- Latin name: Brassica rapa
- Folk or Common names:
- Parts Used: seed & root
- Herbal usage: Turnip can be used in salves and poultices for chilblains. Turnip seeds can be used to treat diarrhea, wet coughs, sneezing and gas. The root of the Turnip when eaten increases the body’s resilience to stress and illness. You can also apply the juice of fresh raw Turnips under your arms as a ‘Turnip Deodorant’. NOTE: Turnip seeds should never be used by anyone who is very weak.
- Magical History & Associations: The Turnip is sacred to Egres. Egres is a Finnish vegetation and fertility god, who is the personification of the Turnip. He is also known as Akras, a name that often appears in Finnish family names and the names of places. The center of his cult was in K

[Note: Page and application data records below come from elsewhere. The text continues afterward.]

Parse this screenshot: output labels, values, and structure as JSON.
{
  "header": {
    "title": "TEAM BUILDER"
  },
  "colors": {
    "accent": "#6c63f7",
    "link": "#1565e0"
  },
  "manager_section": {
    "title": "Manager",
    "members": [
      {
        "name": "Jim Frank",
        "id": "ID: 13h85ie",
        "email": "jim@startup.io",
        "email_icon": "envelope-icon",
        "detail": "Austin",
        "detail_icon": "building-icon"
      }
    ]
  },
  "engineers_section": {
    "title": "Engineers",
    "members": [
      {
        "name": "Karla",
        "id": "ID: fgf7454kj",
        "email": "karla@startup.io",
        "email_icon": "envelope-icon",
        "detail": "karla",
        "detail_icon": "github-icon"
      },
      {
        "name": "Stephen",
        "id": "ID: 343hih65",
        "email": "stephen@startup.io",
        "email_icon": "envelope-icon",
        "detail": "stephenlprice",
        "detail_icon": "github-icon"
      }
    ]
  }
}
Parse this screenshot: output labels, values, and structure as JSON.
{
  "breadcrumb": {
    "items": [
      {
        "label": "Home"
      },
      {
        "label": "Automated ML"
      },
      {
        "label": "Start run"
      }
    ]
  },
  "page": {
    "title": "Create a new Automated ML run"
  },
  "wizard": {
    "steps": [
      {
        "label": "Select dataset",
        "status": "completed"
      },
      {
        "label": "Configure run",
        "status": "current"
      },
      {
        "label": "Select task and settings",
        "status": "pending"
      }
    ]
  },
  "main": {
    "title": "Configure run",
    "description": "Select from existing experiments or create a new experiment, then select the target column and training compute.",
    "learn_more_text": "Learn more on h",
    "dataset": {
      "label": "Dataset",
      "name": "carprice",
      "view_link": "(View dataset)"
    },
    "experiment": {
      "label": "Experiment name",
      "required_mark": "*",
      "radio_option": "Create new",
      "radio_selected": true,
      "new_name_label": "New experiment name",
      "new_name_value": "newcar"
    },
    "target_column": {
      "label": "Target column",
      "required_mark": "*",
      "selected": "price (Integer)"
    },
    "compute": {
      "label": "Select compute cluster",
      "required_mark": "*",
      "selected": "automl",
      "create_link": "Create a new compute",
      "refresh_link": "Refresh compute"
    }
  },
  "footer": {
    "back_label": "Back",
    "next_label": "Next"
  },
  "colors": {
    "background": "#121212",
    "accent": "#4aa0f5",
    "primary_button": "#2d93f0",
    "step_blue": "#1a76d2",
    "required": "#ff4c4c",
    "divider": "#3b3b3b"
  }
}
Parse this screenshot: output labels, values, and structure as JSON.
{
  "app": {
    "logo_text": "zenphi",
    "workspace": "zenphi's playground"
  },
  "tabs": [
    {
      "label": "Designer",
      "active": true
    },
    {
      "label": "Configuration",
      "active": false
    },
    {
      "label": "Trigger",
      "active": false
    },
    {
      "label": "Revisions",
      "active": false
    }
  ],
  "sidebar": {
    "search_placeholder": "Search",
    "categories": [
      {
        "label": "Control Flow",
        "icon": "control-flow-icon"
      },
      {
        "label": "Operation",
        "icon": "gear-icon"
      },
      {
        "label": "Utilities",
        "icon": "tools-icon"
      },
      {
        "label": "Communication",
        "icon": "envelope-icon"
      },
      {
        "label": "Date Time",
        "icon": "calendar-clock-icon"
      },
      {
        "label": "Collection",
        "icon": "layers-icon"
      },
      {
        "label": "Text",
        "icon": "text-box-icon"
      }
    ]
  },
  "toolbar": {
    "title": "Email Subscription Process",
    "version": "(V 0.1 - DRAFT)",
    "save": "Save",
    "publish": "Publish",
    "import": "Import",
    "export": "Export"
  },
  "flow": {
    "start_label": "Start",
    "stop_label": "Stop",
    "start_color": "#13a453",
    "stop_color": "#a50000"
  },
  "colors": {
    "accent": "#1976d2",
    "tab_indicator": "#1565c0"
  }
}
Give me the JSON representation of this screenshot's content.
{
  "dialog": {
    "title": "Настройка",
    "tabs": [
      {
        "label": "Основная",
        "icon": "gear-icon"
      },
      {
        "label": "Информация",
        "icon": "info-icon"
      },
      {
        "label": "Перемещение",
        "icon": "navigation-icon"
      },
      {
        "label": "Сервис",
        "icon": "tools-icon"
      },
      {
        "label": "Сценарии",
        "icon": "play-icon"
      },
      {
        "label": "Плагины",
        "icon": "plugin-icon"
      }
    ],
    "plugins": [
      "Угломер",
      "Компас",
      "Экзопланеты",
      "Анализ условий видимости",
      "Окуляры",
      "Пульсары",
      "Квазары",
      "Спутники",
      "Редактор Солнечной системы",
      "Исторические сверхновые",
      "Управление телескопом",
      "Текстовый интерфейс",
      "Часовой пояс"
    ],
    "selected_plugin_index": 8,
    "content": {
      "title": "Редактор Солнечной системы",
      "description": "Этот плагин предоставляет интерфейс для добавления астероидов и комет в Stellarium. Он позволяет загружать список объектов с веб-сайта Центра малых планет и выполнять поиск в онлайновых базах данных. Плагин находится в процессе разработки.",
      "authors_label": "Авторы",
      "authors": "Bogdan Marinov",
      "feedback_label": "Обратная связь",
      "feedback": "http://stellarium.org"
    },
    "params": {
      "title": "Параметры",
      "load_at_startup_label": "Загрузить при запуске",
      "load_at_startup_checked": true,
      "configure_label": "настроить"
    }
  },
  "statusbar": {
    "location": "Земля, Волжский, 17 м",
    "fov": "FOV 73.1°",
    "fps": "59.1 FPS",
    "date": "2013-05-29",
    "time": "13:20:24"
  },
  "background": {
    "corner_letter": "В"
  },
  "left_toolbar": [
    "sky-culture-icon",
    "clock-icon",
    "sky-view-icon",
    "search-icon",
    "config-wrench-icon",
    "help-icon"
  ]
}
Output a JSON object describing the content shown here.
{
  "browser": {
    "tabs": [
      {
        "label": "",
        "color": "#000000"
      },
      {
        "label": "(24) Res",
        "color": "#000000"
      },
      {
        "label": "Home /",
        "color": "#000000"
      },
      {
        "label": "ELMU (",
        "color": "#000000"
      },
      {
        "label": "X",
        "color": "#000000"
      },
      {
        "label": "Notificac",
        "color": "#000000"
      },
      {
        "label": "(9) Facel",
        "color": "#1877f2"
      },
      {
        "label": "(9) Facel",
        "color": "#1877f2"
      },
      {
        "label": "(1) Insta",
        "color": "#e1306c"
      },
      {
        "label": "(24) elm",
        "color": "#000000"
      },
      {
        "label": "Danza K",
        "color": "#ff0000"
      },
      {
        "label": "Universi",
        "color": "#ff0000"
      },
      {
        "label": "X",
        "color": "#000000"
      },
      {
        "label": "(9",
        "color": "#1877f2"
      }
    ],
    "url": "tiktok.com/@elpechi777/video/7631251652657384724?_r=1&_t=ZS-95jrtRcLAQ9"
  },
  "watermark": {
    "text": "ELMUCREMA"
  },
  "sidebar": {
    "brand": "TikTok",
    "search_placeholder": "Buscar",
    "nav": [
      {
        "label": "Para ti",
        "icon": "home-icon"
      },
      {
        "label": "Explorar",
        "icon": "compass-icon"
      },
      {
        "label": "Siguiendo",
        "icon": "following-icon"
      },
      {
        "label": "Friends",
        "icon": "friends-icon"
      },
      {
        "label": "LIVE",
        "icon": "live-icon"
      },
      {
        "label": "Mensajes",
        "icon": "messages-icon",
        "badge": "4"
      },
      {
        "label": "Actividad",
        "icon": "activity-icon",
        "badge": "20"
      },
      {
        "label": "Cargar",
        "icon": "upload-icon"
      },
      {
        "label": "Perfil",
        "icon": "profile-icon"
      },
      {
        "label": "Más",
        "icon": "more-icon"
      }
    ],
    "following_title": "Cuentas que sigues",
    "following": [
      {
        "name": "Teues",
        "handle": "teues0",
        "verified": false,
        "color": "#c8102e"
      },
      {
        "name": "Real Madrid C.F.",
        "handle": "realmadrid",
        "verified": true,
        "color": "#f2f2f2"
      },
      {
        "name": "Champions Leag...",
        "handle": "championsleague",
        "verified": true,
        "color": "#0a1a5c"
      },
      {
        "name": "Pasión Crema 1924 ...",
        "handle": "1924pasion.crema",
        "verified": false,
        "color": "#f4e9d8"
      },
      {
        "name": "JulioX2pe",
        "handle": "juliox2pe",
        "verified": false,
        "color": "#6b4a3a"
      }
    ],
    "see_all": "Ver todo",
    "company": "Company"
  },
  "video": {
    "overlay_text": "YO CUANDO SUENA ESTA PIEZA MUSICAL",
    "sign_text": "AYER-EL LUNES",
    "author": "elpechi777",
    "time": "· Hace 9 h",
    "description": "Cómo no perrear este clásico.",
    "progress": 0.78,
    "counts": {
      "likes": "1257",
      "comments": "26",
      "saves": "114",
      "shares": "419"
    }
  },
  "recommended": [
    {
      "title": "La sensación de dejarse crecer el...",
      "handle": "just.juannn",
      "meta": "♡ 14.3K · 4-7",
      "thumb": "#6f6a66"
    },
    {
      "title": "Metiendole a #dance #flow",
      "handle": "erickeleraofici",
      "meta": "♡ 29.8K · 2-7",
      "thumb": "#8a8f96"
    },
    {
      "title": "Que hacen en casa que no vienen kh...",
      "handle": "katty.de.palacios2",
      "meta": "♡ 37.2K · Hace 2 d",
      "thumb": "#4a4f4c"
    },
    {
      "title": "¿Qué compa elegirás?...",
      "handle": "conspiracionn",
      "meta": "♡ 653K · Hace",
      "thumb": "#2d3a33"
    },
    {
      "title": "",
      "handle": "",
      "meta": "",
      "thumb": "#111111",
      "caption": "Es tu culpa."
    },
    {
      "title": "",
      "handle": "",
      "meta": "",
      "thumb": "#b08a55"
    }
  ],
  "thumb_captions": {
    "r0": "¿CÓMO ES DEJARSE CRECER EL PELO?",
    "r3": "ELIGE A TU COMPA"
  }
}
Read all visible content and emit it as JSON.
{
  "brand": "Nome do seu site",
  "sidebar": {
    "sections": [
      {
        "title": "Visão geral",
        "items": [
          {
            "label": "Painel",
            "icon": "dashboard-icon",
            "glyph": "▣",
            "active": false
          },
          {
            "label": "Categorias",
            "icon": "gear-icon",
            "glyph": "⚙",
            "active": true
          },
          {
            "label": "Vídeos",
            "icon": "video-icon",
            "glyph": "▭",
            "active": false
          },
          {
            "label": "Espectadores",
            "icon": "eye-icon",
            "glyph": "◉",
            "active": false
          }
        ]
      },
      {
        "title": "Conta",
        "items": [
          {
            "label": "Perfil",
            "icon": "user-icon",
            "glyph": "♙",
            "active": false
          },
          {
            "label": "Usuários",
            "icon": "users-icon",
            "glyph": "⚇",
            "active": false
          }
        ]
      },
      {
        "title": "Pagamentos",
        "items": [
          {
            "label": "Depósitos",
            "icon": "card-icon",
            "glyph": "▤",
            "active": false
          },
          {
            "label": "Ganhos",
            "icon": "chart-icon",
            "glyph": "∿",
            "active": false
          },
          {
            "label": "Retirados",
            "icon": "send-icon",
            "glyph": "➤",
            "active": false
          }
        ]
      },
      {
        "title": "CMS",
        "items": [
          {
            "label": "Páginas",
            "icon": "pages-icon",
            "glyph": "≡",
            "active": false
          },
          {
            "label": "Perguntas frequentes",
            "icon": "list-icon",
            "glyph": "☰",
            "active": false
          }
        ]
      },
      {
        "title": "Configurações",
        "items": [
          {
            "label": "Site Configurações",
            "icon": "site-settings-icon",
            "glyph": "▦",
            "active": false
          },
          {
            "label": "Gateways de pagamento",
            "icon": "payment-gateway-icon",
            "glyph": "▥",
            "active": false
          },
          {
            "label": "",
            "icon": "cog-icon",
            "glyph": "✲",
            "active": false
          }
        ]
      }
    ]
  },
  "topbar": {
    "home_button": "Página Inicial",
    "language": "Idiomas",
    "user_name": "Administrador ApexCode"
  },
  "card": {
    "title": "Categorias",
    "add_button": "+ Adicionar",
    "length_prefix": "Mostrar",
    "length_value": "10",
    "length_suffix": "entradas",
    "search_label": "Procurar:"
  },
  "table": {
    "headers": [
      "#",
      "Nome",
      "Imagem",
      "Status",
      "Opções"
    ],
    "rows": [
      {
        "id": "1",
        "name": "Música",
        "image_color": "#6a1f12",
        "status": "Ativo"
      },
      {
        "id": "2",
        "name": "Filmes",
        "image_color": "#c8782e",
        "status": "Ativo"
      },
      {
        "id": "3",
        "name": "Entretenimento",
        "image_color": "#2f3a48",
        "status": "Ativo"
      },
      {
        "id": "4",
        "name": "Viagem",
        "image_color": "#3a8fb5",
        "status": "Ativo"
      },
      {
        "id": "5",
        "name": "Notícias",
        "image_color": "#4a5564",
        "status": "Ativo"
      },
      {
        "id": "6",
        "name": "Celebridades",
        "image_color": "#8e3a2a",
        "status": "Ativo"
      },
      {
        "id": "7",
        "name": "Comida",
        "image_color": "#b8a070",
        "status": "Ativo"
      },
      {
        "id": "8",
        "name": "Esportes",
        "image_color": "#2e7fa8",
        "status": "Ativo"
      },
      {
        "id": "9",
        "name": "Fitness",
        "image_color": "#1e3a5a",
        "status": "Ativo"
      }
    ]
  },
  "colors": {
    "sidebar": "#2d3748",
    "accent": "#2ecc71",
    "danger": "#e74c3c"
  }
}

- Magickal usage: Turnip can be used in Magick for protection and for ending relationships. The Turnip is a powerful omen in dream magick as are most vegetables. It bodes misfortune to dream of eating vegetables or to dream that your garden is growing well – however to dream of being in a garden means that a joy is coming to you. And most importantly, you will have family troubles if you dream of eating turnips. The lowly Turnip has also wormed its way into our folk language as in: “I didn’t just fall off of a Turnip truck” and “You can’t get blood from a Turnip”. At the Samhain Sabbat, Turnips become an important ingredient to use in protection spells. The original Jack O’Lanterns were probably hollowed out Turnips – although today most of us use Pumpkins. Today a carved Jack O’Lantern can be made from a Turnip and put in the window of a house to act as protection. A lit candle can also be put in the Turnip so that spirits can find their way around in the dark better. One of the nice things about Jack O’Lanterns made from Turnips is that you can actually use them as lanterns. Children can suspend the carved root from string or a forked stick and carry it around when they go out at night, therefore being protected while trick-or-treating.